Why is it that we always try and teach animals OUR language? And why is it such a stretch of the imagination, to consider that we could learn theirs?
Humans often regard animals as simple or undeserving of consideration, and at worst, as possessions, purely a food source, or just something they can use for their own sadistic pleasure and amusement, but I believe our clawed, pawed, finned and winged ones, are the ones who are above us in many respects.
Animals live in synchronicity with their environment and communicate primarily through the senses of sight, sound, touch and scent. So far, this system appears to work well for them; they've been doing it for billions of years after all. Compared to humans, they are the ones that are still in tune with the tides and cycles of nature; they are the ones who still migrate when their senses and instincts guide them too; and they are the ones who still live in respectful alignment with the land and other creatures, hunting only when they need, not wasting anything, certainly not hunting for fun, and they leave left overs for each other. They learn, they forgive, they defer or submit to another when necessary and they can work together in harmony.

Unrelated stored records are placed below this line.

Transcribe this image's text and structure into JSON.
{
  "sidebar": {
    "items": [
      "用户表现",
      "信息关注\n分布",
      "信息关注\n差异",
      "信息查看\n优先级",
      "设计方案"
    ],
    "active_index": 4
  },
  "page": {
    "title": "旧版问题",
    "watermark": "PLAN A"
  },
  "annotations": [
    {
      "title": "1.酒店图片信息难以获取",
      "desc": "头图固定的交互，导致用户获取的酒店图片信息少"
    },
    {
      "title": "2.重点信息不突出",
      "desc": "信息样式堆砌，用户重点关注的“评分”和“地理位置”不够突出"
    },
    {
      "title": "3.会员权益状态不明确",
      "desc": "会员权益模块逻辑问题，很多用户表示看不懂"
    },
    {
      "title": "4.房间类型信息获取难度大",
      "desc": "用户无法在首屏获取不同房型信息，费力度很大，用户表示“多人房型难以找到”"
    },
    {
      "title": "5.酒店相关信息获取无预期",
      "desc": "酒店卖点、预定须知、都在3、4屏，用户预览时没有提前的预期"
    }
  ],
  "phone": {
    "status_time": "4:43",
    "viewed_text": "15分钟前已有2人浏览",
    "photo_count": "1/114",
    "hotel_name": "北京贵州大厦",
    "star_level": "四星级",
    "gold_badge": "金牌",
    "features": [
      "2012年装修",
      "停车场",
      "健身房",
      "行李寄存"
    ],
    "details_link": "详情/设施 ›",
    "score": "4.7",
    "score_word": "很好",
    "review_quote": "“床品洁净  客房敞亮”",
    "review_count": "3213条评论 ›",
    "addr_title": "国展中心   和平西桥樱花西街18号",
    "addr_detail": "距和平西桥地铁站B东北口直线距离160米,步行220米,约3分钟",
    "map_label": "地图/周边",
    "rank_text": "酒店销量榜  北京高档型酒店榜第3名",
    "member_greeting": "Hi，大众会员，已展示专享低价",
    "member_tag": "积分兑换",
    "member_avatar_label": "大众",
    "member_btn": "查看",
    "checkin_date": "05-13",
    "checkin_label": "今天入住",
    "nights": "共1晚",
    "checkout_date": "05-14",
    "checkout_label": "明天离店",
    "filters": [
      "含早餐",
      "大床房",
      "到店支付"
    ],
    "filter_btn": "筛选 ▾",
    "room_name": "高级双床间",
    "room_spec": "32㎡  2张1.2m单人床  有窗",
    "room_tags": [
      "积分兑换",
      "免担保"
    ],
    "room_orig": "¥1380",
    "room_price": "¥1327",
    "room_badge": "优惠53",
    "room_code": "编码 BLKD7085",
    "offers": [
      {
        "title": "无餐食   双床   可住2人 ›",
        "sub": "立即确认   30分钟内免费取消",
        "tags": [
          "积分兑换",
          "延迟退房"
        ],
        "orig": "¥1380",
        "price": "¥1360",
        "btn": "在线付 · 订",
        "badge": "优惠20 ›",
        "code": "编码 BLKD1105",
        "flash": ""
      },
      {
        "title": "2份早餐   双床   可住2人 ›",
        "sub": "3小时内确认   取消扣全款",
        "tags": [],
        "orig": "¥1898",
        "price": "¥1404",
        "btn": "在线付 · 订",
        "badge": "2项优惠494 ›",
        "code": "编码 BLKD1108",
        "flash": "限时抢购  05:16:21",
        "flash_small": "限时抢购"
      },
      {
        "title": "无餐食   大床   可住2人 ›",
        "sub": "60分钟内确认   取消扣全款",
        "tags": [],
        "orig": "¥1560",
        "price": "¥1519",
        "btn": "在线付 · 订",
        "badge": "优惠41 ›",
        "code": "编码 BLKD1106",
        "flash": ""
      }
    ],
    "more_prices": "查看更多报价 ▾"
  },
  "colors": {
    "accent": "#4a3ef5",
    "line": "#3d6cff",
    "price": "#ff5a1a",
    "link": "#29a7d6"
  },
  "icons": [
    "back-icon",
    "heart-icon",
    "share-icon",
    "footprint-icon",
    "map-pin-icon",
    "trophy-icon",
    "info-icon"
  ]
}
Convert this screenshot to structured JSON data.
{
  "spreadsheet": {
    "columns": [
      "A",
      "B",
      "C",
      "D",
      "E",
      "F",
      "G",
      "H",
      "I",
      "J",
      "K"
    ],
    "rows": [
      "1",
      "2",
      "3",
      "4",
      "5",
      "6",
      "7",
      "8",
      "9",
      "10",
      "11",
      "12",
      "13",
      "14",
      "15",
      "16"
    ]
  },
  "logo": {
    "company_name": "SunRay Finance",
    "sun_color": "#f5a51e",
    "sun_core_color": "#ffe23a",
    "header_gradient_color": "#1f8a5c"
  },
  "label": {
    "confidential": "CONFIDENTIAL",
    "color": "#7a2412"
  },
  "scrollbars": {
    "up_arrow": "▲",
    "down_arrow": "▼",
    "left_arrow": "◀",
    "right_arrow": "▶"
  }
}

Above all else, they are capable of deep feelings, of love and commitment as seen in many species that mate for life as well as the protective instincts of mothers willing to die to protect their baby from danger. They are the ultimate empaths.
Learning how to speak the animals’ language is where it’s at, and this is something that I have known, and worked and played with, all my life, since I started talking to faeries in our backyard and having afternoon chats with our family schnauzer, a sweet little soul we inherited from a backpacker returning to Germany, called ‘Geejoh’.